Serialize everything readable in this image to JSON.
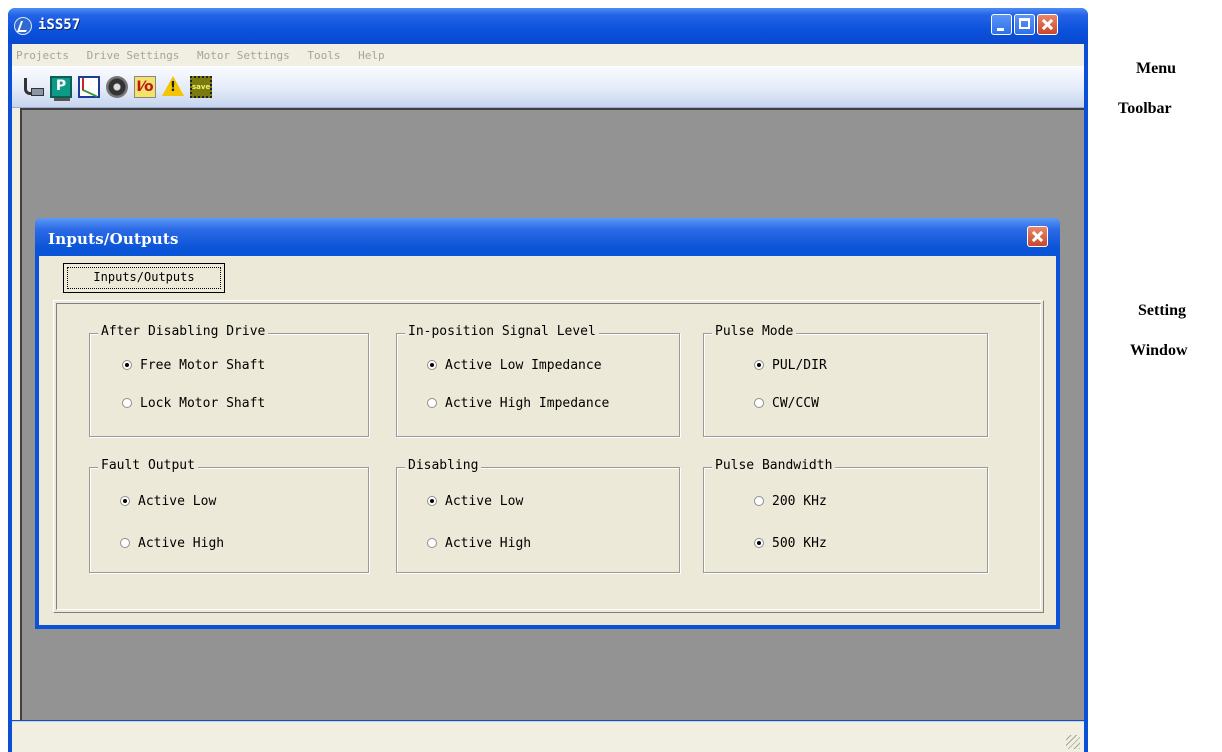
{
  "app": {
    "title": "iSS57"
  },
  "menu": [
    "Projects",
    "Drive Settings",
    "Motor Settings",
    "Tools",
    "Help"
  ],
  "toolbar": {
    "icons": [
      "connect-icon",
      "parameters-icon",
      "scope-icon",
      "motor-icon",
      "io-icon",
      "alarm-icon",
      "save-icon"
    ],
    "io_label": "I/O",
    "save_label": "save"
  },
  "dialog": {
    "title": "Inputs/Outputs",
    "tab": "Inputs/Outputs",
    "groups": [
      {
        "title": "After Disabling Drive",
        "options": [
          "Free Motor Shaft",
          "Lock Motor Shaft"
        ],
        "selected": 0
      },
      {
        "title": "In-position Signal Level",
        "options": [
          "Active Low Impedance",
          "Active High Impedance"
        ],
        "selected": 0
      },
      {
        "title": "Pulse Mode",
        "options": [
          "PUL/DIR",
          "CW/CCW"
        ],
        "selected": 0
      },
      {
        "title": "Fault Output",
        "options": [
          "Active Low",
          "Active High"
        ],
        "selected": 0
      },
      {
        "title": "Disabling",
        "options": [
          "Active Low",
          "Active High"
        ],
        "selected": 0
      },
      {
        "title": "Pulse Bandwidth",
        "options": [
          "200 KHz",
          "500 KHz"
        ],
        "selected": 1
      }
    ]
  },
  "annotations": {
    "menu": "Menu",
    "toolbar": "Toolbar",
    "setting": "Setting",
    "window": "Window"
  },
  "colors": {
    "titlebar": "#0a52dd",
    "workspace": "#939393",
    "dialog_face": "#ece9d8"
  }
}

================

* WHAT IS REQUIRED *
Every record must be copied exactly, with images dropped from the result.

* REPLY TO THE EXERCISE *
Serialize everything readable in this image to JSON.
{
  "app": {
    "title": "iSS57"
  },
  "menu": [
    "Projects",
    "Drive Settings",
    "Motor Settings",
    "Tools",
    "Help"
  ],
  "toolbar": {
    "icons": [
      "connect-icon",
      "parameters-icon",
      "scope-icon",
      "motor-icon",
      "io-icon",
      "alarm-icon",
      "save-icon"
    ],
    "io_label": "I/O",
    "save_label": "save"
  },
  "dialog": {
    "title": "Inputs/Outputs",
    "tab": "Inputs/Outputs",
    "groups": [
      {
        "title": "After Disabling Drive",
        "options": [
          "Free Motor Shaft",
          "Lock Motor Shaft"
        ],
        "selected": 0
      },
      {
        "title": "In-position Signal Level",
        "options": [
          "Active Low Impedance",
          "Active High Impedance"
        ],
        "selected": 0
      },
      {
        "title": "Pulse Mode",
        "options": [
          "PUL/DIR",
          "CW/CCW"
        ],
        "selected": 0
      },
      {
        "title": "Fault Output",
        "options": [
          "Active Low",
          "Active High"
        ],
        "selected": 0
      },
      {
        "title": "Disabling",
        "options": [
          "Active Low",
          "Active High"
        ],
        "selected": 0
      },
      {
        "title": "Pulse Bandwidth",
        "options": [
          "200 KHz",
          "500 KHz"
        ],
        "selected": 1
      }
    ]
  },
  "annotations": {
    "menu": "Menu",
    "toolbar": "Toolbar",
    "setting": "Setting",
    "window": "Window"
  },
  "colors": {
    "titlebar": "#0a52dd",
    "workspace": "#939393",
    "dialog_face": "#ece9d8"
  }
}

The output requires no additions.